According to officials, the idea was first floated by Dr. Deborah Birx, the coordinator of the White House Coronavirus Task Force.
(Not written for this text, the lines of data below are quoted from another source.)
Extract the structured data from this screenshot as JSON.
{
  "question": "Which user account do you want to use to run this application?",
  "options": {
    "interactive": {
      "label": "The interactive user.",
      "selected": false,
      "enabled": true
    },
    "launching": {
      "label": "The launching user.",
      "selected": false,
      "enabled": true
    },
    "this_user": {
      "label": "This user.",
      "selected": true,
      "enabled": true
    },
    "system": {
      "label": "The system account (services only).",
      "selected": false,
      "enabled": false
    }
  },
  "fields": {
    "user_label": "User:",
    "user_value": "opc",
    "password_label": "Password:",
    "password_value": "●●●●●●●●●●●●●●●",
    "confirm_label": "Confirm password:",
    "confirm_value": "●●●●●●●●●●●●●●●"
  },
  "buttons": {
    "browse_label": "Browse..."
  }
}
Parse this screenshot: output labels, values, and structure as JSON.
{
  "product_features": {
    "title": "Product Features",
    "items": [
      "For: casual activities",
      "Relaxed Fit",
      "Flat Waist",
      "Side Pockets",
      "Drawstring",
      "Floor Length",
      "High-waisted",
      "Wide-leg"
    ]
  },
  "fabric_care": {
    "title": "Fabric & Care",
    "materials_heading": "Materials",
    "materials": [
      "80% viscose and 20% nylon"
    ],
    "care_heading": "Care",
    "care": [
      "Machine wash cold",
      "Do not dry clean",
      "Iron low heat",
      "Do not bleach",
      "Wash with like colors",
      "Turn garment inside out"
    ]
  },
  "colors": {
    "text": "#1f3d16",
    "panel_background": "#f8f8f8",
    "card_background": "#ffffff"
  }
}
She discussed the current surge that is nearly twice the rate of infections seen in the spring and summer and wrote the remarks during a weekly report sent to state governors.

Birx speculated the increase in cases could be because a new, more infectious variant of the virus is circulating - in the same way that Britain has been shaken by the new B.1.1.7 strain   

"This fall/winter surge has been at nearly twice the rate of rise of cases as the spring and summer surges," the report read.

"This acceleration suggests there may be a USA variant that has evolved here, in addition to the UK variant that is already spreading in our communities and may be 50% more transmissible," it said, adding, "Aggressive mitigation must be used to match a more aggressive virus."

It is not immediately clear why the US issued a statement about a potential new strain in a report to governors.

Despite the lack of evidence, health experts cannot rule out the possibility of a new mutation - especially with the US hitting a new seven-day rolling average record for cases at 247,503 on Tuesday.

While there may be other factors fueling the rise, such as household gatherings and colder temperatures, some states do not have the ability to conduct genome sequencing.

This means the US cannot adequately detect and trace outbreaks that may be linked to a randomly mutated virus. 

In the US, the UK strain - B 1.1.7. - has infected at least 82 people in 10 states, according to a Daily Mail analysis of state and federal data. However, there are likely many more unreported or undetected cases.